> **Directions for this task**:
Find every line in the entries that holds the string "JSON" and report it.

> **Records supplied**:
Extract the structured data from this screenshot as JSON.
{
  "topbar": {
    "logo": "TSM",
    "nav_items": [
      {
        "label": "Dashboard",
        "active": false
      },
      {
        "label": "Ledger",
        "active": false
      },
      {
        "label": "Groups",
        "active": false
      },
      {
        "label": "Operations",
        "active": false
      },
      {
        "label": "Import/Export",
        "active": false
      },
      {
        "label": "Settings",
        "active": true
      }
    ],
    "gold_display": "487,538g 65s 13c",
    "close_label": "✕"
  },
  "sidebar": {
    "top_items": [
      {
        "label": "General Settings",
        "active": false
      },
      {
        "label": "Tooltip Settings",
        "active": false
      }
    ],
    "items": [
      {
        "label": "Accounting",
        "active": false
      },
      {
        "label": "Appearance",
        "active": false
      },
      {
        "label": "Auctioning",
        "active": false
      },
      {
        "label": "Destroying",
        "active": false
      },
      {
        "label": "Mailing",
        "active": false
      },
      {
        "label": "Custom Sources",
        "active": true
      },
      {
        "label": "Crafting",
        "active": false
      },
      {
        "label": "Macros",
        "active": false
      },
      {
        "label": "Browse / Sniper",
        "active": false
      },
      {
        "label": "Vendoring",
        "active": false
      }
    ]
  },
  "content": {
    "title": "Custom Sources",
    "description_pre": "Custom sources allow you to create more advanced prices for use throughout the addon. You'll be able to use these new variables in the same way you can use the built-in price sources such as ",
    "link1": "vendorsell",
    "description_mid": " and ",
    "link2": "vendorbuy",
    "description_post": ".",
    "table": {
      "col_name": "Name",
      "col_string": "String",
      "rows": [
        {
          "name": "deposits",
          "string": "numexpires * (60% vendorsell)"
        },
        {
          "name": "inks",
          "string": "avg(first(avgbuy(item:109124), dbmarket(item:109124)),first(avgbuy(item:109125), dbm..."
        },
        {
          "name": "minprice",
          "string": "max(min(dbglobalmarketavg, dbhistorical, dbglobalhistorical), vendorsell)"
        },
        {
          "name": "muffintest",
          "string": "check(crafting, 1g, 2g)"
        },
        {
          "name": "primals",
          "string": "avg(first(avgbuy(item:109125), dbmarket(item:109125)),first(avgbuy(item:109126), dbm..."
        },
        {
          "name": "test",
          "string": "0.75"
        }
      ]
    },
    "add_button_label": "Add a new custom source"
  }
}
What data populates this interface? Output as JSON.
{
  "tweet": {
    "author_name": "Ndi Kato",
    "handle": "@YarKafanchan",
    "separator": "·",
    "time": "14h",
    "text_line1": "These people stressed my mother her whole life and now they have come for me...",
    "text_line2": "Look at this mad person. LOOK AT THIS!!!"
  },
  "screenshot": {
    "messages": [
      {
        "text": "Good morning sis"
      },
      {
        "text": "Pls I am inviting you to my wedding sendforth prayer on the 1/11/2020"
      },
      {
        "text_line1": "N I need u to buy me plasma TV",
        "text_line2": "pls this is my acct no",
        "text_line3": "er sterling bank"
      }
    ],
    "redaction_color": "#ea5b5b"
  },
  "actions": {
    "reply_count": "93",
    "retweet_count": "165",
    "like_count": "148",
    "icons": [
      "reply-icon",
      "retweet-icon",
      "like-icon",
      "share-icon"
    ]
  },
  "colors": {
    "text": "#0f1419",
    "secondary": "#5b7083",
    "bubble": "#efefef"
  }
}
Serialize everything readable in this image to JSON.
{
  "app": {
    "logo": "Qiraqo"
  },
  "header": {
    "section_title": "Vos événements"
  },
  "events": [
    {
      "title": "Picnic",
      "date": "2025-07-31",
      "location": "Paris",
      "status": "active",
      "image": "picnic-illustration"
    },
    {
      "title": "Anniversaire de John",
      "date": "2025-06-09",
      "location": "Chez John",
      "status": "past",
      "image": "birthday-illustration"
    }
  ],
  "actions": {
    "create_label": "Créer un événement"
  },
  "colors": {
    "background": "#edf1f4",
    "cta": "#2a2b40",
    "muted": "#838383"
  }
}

> **Reply**:
Extract the structured data from this screenshot as JSON.
What data populates this interface? Output as JSON.
Serialize everything readable in this image to JSON.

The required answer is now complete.